• **Exercise aim**
In the copy, keep every line below as it is and leave out the pictures.
◇ ◇ ◇ ◇ ◇ ◇ ◇
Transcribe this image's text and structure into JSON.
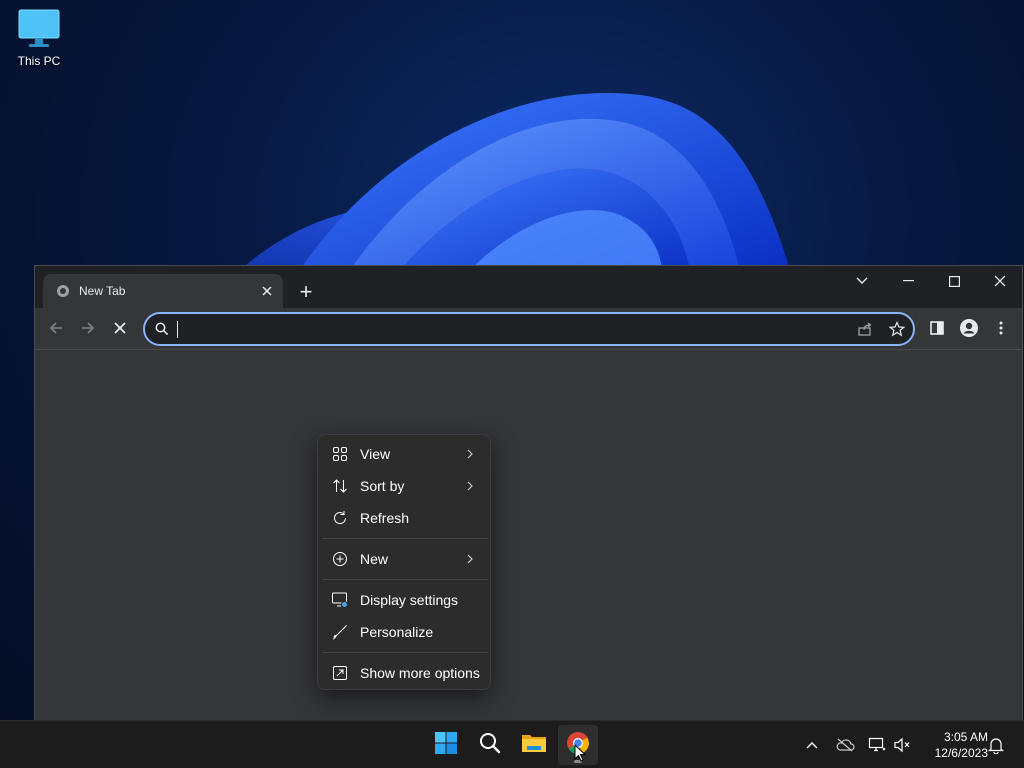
{
  "desktop": {
    "icons": [
      {
        "label": "This PC",
        "icon": "monitor-icon"
      }
    ]
  },
  "browser": {
    "tab": {
      "title": "New Tab",
      "favicon": "globe-icon"
    },
    "new_tab_symbol": "+",
    "omnibox": {
      "value": "",
      "placeholder": ""
    },
    "colors": {
      "accent": "#8ab4f8",
      "frame": "#202124",
      "toolbar": "#35363a"
    }
  },
  "context_menu": {
    "items": [
      {
        "label": "View",
        "icon": "view-grid-icon",
        "submenu": true
      },
      {
        "label": "Sort by",
        "icon": "sort-icon",
        "submenu": true
      },
      {
        "label": "Refresh",
        "icon": "refresh-icon",
        "submenu": false
      },
      {
        "label": "New",
        "icon": "new-plus-icon",
        "submenu": true
      },
      {
        "label": "Display settings",
        "icon": "display-settings-icon",
        "submenu": false
      },
      {
        "label": "Personalize",
        "icon": "brush-icon",
        "submenu": false
      },
      {
        "label": "Show more options",
        "icon": "show-more-options-icon",
        "submenu": false
      }
    ]
  },
  "taskbar": {
    "apps": [
      {
        "name": "Start",
        "icon": "windows-start-icon"
      },
      {
        "name": "Search",
        "icon": "search-icon"
      },
      {
        "name": "File Explorer",
        "icon": "folder-icon"
      },
      {
        "name": "Google Chrome",
        "icon": "chrome-icon",
        "active": true
      }
    ],
    "clock": {
      "time": "3:05 AM",
      "date": "12/6/2023"
    }
  }
}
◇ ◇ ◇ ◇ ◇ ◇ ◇
• **Written solution**
Transcribe this image's text and structure into JSON.
{
  "desktop": {
    "icons": [
      {
        "label": "This PC",
        "icon": "monitor-icon"
      }
    ]
  },
  "browser": {
    "tab": {
      "title": "New Tab",
      "favicon": "globe-icon"
    },
    "new_tab_symbol": "+",
    "omnibox": {
      "value": "",
      "placeholder": ""
    },
    "colors": {
      "accent": "#8ab4f8",
      "frame": "#202124",
      "toolbar": "#35363a"
    }
  },
  "context_menu": {
    "items": [
      {
        "label": "View",
        "icon": "view-grid-icon",
        "submenu": true
      },
      {
        "label": "Sort by",
        "icon": "sort-icon",
        "submenu": true
      },
      {
        "label": "Refresh",
        "icon": "refresh-icon",
        "submenu": false
      },
      {
        "label": "New",
        "icon": "new-plus-icon",
        "submenu": true
      },
      {
        "label": "Display settings",
        "icon": "display-settings-icon",
        "submenu": false
      },
      {
        "label": "Personalize",
        "icon": "brush-icon",
        "submenu": false
      },
      {
        "label": "Show more options",
        "icon": "show-more-options-icon",
        "submenu": false
      }
    ]
  },
  "taskbar": {
    "apps": [
      {
        "name": "Start",
        "icon": "windows-start-icon"
      },
      {
        "name": "Search",
        "icon": "search-icon"
      },
      {
        "name": "File Explorer",
        "icon": "folder-icon"
      },
      {
        "name": "Google Chrome",
        "icon": "chrome-icon",
        "active": true
      }
    ],
    "clock": {
      "time": "3:05 AM",
      "date": "12/6/2023"
    }
  }
}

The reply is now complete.